- Peanut butter banana oat flour muffins are by far my most popular muffin recipe
- These chocolate peanut butter cupcakes with coconut cream peanut butter frosting are divine
- These oat flour carrot muffins are another great way to get your veggies in muffin form
- Oat flour waffles that are filling and full of protein but still taste great
- Delicious looking oat flour chocolate chip cookies from Beaming Baker that are vegan to boot
- This oat flour coffee cake from Nellie Bellie has me planning a brunch party just for an excuse to make it
Other Pumpkin Recipes
If it’s pumpkin you’re after, I’ve got a few goodies for you:
- This pumpkin bread with orange glaze is ever so tasty and the zip from the orange adds a unique twist that you’ll love
- Pumpkin scones that are already moist and full of flavor and then get topped with a delicious maple glaze
- Gnocchi from A Couple Cooks that gets smothered in pumpkin sauce sounds all kinds of amazing
- Buttermilk pumpkin waffles from A Little Spice Jar are already going on my meal plan for next weekend
Aaaand, one more picture of the ingredients, just because I think they really shine from this angle. Let me know what you think of these healthy pumpkin muffins!
- 3 cups old-fashioned oats (to make gluten free, make sure to oats are labeled "gluten free")
- 2 tsp. ground cinnamon
- 1/4 tsp. ground nutmeg
- 1/8 tsp. ground cloves
- 1/8 tsp. cardamom
- 1/8 tsp. ground ginger
- 1 1/2 tsp. baking soda
- 3/4 tsp. salt
- 1/4 cup melted coconut oil
- 1/2 cup plain unsweetened almond milk
- 2 eggs
- 3/4 cup pure maple syrup
- 1 cup pumpkin pureé
- 2 tsp. vanilla
- Preheat oven to 350° F (190° C).
- Grease a muffin tin or place 12 muffin liners into a muffin tin and set aside.
- Place oats spices, baking soda, and salt into a blender and blend until oats are broken down into oat flour (don't over grind or oat flour may get clumpy).
- In a mixing bowl, add melted coconut oil, almond milk, eggs, maple syrup, pumpkin puree, and vanilla. Use a wire whisk to stir or lightly blend with a hand mixer.
- Pour dry ingredients from blender into mixing bowl and stir until just mixed in and most clumps are dissolved.
- Pour batter into a prepared muffin tin.
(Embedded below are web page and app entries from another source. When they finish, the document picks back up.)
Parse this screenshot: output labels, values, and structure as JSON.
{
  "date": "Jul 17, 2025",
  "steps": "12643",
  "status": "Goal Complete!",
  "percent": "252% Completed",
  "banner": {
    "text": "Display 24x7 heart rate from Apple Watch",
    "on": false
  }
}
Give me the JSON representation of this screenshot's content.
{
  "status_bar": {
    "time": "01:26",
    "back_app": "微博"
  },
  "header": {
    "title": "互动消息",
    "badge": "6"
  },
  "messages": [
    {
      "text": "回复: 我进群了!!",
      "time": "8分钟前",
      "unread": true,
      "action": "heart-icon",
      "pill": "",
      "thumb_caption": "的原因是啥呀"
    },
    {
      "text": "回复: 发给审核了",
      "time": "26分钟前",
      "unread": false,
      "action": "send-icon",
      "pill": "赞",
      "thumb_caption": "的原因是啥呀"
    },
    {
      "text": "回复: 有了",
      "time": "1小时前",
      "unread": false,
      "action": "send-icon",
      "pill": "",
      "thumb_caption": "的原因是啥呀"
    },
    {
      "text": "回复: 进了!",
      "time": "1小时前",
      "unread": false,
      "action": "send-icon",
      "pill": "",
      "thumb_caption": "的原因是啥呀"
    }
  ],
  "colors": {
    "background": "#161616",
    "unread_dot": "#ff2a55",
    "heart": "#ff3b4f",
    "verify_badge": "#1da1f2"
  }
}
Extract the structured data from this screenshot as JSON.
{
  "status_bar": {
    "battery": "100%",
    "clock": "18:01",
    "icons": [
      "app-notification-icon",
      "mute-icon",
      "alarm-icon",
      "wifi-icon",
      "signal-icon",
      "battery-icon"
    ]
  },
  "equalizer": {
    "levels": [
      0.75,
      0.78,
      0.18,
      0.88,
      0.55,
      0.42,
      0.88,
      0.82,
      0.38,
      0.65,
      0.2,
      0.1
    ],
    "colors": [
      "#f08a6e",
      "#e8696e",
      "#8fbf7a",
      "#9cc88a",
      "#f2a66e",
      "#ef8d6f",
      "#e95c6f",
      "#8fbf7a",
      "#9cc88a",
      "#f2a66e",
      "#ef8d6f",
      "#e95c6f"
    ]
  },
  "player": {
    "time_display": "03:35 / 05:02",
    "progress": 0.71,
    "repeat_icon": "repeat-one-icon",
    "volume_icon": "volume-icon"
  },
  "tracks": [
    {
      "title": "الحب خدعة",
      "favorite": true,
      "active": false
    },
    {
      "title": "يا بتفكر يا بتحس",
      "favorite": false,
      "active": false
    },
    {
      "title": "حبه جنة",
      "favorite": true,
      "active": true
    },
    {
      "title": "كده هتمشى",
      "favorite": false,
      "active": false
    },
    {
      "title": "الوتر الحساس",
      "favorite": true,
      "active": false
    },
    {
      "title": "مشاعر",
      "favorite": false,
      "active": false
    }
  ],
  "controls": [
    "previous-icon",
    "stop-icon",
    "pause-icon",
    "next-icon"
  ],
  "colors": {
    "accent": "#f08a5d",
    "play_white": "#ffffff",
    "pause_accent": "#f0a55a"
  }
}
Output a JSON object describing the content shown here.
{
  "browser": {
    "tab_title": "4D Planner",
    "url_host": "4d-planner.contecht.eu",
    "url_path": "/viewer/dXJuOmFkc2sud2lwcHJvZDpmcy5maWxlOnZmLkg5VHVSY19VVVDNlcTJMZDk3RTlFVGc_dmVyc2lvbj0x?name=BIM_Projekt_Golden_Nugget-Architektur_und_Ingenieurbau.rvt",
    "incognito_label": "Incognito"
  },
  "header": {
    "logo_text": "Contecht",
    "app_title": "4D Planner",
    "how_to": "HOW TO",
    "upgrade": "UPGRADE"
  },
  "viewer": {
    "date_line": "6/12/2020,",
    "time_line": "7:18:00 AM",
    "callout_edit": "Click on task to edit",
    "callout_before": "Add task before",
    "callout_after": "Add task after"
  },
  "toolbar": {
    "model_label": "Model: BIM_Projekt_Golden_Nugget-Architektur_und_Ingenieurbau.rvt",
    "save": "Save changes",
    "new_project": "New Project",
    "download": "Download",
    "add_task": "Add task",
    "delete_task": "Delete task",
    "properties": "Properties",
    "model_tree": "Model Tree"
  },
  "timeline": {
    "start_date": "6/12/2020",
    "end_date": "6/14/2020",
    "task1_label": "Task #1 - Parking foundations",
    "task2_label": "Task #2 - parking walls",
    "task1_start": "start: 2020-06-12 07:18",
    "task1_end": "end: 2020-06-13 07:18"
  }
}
Bake for about 20 minutes until muffins are baked through and a toothpick inserted into the center comes out without any wet batter on it.
- Remove muffins from oven and allow to cool in the muffin tin for 10 minutes. Remove from muffin tin and either serve warm or cool completely on a wire rack to store.